    BTW – No university can beat Cal Tech for graduation speakers. The year that my daughter graduated, the speaker was Ray Bradbury. Stephen Hawking was also present as an honored guest. Our family had the privilege of meeting both. Every time that we’ve visited there, we’ve met Nobel prize winning scientists and some incredible students and graduates.

  13. mikeyb says

    The costly display idea goes back to the economist Thorstein Vleben and is prominent in the work of Zahavi. I can understand (not the same as accept) the idea of wanting a prominent speaker, but why Rice? Are we lacking in people who have done some pretty important stuff. There must be about 100 people I could think off the top of my head that could be better candidates.

  14. Hotblack Sparkiato says

    Pretty sure Condoleeza Rice was not a commencement speaker at the Twin Cities branch of your university. She was hired for the “Distinguished Carlson Lecture Series”. ($150,000 private money) She spoke at Northrup.

    It was at Rutgers that the faculty and students objected to her speaking at commencement. ($35,000 + honorary degree) She backed out of this one.
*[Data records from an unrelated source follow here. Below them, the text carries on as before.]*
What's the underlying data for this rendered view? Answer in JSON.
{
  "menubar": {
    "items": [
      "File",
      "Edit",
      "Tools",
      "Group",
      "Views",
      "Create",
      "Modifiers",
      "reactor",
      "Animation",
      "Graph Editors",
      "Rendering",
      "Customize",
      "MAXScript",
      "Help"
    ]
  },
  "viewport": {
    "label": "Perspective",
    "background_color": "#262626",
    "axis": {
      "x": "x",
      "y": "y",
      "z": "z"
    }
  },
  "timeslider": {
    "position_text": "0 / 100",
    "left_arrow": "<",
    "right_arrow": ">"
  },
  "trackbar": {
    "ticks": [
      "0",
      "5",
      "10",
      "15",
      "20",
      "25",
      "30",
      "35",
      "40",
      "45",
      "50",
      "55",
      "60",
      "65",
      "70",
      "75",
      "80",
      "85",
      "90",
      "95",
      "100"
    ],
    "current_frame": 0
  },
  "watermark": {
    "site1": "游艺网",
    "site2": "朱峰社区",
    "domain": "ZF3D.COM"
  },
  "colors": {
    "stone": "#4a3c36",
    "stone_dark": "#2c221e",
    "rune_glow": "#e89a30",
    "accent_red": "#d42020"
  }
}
  15. nich says

    David Marjanović@13

    Thanks to, probably, some marketing person, it’s The University of Iowa with capital The. I wonder if that’s an attempt to say “we’re the real thing, there aren’t any other universities in Iowa that deserve to be so called”.
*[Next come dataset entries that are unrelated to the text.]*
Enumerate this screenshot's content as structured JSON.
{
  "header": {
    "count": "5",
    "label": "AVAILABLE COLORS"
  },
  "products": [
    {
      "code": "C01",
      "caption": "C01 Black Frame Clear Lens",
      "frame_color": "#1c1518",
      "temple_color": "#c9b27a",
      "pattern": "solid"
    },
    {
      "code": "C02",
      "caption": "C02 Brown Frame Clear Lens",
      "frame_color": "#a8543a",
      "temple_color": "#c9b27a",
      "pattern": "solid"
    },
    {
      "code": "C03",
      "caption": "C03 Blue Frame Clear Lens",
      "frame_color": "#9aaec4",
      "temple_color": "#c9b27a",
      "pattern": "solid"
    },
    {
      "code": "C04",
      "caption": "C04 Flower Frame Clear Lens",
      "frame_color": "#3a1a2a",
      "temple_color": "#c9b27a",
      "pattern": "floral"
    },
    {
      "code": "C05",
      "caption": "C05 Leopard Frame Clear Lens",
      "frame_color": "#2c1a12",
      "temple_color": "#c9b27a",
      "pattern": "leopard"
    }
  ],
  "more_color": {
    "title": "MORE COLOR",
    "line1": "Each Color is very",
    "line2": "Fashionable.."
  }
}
    Here in the states Ohio State University takes that shit to the extreme. I think Ohio even enacted a law making the THEEEEEEE part of the school’s official name way back in the late 1800s. If you ever have the misfortune to catch the first few minutes of a professional sporting event on TV in the U.S., the broadcast often features intros from star players in the contest in which they say their name and the school they attended. You’ll have OSU alums staring down the camera and practically shouting the “The” as they introduce themselves. Often they are only alums in the loosest sense. If you’re talking about the National Basketball Association, star players often leave school to go pro after their freshman year, aka “One and Dones”, making the whole “THEEEEEEEE Ohio State University” thing all the more stupid.

  16. ck says

    I think Zach Weinersmith got one part wrong on this: I doubt any potential benefit to the students was ever actually considered in the process of scheduling these speakers, except perhaps as a post-hoc rationalization.